They are making a significant departure by locating in Technology Square on the Tech campus in Midtown Atlanta. Tech Square has a nice mix of office and retail with residential surrounding. Take the Guided Tour when CNU 18 comes to town in May and ask for hash browns scattered, smothered and covered.
Monday, January 18, 2010 - 01:31 PM
Rather than compare the two entirely different environments, even with your valid and logically arguable points, I would like to see the Waffle House modified in a greener way.
What about tearing out a portion of the asphalt and planting it with grass, trees and a water feature for outdoor dining or sitting?
How about adding a residential area adjacent to the Waffle House to bring in some mixed use development?
Perhaps the addition of another floor above the Waffle House would bring in other uses?
I think the problem with sprawl is that is lacks imagination and merely uses zoning laws to erect monotony.
Tuesday, January 19, 2010 - 03:02 PM
A community with vision doesn't let the Waffle House have its corporate way with them.
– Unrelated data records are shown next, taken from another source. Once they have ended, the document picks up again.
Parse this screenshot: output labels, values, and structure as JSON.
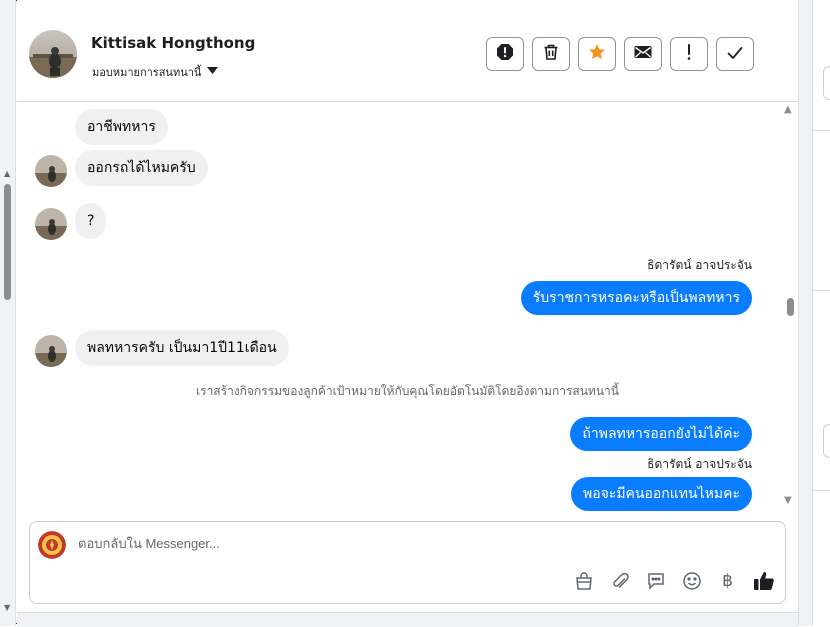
{
  "header": {
    "contact_name": "Kittisak Hongthong",
    "assign_label": "มอบหมายการสนทนานี้",
    "toolbar": [
      {
        "name": "spam-button",
        "icon": "exclamation-octagon-icon"
      },
      {
        "name": "delete-button",
        "icon": "trash-icon"
      },
      {
        "name": "star-button",
        "icon": "star-icon",
        "color": "#f7931e"
      },
      {
        "name": "mark-unread-button",
        "icon": "envelope-icon"
      },
      {
        "name": "follow-up-button",
        "icon": "exclamation-icon"
      },
      {
        "name": "mark-done-button",
        "icon": "check-icon"
      }
    ]
  },
  "messages": {
    "in_1": "อาชีพทหาร",
    "in_2": "ออกรถได้ไหมครับ",
    "in_3": "?",
    "sender_1": "ธิดารัตน์ อาจประจัน",
    "out_1": "รับราชการหรอคะหรือเป็นพลทหาร",
    "in_4": "พลทหารครับ เป็นมา1ปี11เดือน",
    "system_note": "เราสร้างกิจกรรมของลูกค้าเป้าหมายให้กับคุณโดยอัตโนมัติโดยอิงตามการสนทนานี้",
    "out_2": "ถ้าพลทหารออกยังไม่ได้ค่ะ",
    "sender_2": "ธิดารัตน์ อาจประจัน",
    "out_3": "พอจะมีคนออกแทนไหมคะ"
  },
  "composer": {
    "placeholder": "ตอบกลับใน Messenger...",
    "tools": [
      "shopping-bag-icon",
      "paperclip-icon",
      "saved-reply-icon",
      "emoji-icon",
      "baht-icon",
      "thumbs-up-icon"
    ],
    "baht_symbol": "฿"
  },
  "colors": {
    "outgoing_bubble": "#0a7cff",
    "incoming_bubble": "#f0f0f0",
    "star": "#f7931e"
  }
}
Our city permitted a Waffle House, but required a landscaped site, brick facade and 6 ft high sign based on a planning and design review process. Character comes from community values, not typically corporate values.
Wednesday, January 20, 2010 - 02:36 PM
For some reason this post reminds me of when Carter was ridiculed for wearing a sweater and telling us to do so rather than turning up the heat...as well as Reagan's first official act as president, which was to tear off the solar panels Carter installed on the White House roof.
Tuesday, February 23, 2010 - 06:41 AM
Thanks, Robert! Rick, I'll make sure and check it out... I've heard of Tech Square, but have never been. Andy, I agree with everything except the idea of tearing out asphalt to plant with grass and trees... in a suburban setting, Waffle House needs every square yard of asphalt for its customers to park. Why not build in a place where people can walk there instead, like your other points suggest? MHCityPlanner, that's exactly right... all of the chains will eventually do what you request if you stick to your guns.